== Segment start ==

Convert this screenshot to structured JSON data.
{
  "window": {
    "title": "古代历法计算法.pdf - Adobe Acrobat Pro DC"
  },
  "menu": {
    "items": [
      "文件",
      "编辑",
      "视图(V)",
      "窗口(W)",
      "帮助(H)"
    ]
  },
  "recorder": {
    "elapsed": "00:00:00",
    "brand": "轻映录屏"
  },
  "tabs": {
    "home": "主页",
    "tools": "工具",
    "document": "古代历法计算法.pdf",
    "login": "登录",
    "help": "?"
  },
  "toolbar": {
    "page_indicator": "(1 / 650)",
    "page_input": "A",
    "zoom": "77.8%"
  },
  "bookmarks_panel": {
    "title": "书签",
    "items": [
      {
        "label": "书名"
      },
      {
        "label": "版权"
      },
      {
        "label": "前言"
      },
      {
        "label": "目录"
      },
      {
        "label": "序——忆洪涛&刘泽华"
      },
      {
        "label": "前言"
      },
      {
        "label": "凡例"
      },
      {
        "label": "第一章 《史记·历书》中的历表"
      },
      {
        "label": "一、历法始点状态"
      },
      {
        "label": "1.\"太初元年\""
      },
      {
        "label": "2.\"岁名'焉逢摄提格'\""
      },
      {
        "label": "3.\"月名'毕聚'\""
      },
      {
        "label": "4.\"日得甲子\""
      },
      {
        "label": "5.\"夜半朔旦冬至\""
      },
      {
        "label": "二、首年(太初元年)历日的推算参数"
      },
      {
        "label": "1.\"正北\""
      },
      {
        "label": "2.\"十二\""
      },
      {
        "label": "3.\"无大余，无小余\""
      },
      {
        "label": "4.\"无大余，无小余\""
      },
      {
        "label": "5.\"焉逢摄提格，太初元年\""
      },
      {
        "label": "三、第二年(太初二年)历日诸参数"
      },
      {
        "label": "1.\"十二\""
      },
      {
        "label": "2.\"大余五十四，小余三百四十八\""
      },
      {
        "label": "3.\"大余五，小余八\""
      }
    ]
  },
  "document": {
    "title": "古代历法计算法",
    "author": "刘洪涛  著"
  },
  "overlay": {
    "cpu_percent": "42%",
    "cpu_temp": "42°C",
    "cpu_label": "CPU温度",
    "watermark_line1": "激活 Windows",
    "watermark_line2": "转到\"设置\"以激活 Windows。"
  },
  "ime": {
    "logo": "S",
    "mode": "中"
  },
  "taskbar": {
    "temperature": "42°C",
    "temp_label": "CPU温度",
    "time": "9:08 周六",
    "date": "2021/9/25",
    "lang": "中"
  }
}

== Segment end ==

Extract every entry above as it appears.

Convert this screenshot to structured JSON data.
{
  "window": {
    "title": "古代历法计算法.pdf - Adobe Acrobat Pro DC"
  },
  "menu": {
    "items": [
      "文件",
      "编辑",
      "视图(V)",
      "窗口(W)",
      "帮助(H)"
    ]
  },
  "recorder": {
    "elapsed": "00:00:00",
    "brand": "轻映录屏"
  },
  "tabs": {
    "home": "主页",
    "tools": "工具",
    "document": "古代历法计算法.pdf",
    "login": "登录",
    "help": "?"
  },
  "toolbar": {
    "page_indicator": "(1 / 650)",
    "page_input": "A",
    "zoom": "77.8%"
  },
  "bookmarks_panel": {
    "title": "书签",
    "items": [
      {
        "label": "书名"
      },
      {
        "label": "版权"
      },
      {
        "label": "前言"
      },
      {
        "label": "目录"
      },
      {
        "label": "序——忆洪涛&刘泽华"
      },
      {
        "label": "前言"
      },
      {
        "label": "凡例"
      },
      {
        "label": "第一章 《史记·历书》中的历表"
      },
      {
        "label": "一、历法始点状态"
      },
      {
        "label": "1.\"太初元年\""
      },
      {
        "label": "2.\"岁名'焉逢摄提格'\""
      },
      {
        "label": "3.\"月名'毕聚'\""
      },
      {
        "label": "4.\"日得甲子\""
      },
      {
        "label": "5.\"夜半朔旦冬至\""
      },
      {
        "label": "二、首年(太初元年)历日的推算参数"
      },
      {
        "label": "1.\"正北\""
      },
      {
        "label": "2.\"十二\""
      },
      {
        "label": "3.\"无大余，无小余\""
      },
      {
        "label": "4.\"无大余，无小余\""
      },
      {
        "label": "5.\"焉逢摄提格，太初元年\""
      },
      {
        "label": "三、第二年(太初二年)历日诸参数"
      },
      {
        "label": "1.\"十二\""
      },
      {
        "label": "2.\"大余五十四，小余三百四十八\""
      },
      {
        "label": "3.\"大余五，小余八\""
      }
    ]
  },
  "document": {
    "title": "古代历法计算法",
    "author": "刘洪涛  著"
  },
  "overlay": {
    "cpu_percent": "42%",
    "cpu_temp": "42°C",
    "cpu_label": "CPU温度",
    "watermark_line1": "激活 Windows",
    "watermark_line2": "转到\"设置\"以激活 Windows。"
  },
  "ime": {
    "logo": "S",
    "mode": "中"
  },
  "taskbar": {
    "temperature": "42°C",
    "temp_label": "CPU温度",
    "time": "9:08 周六",
    "date": "2021/9/25",
    "lang": "中"
  }
}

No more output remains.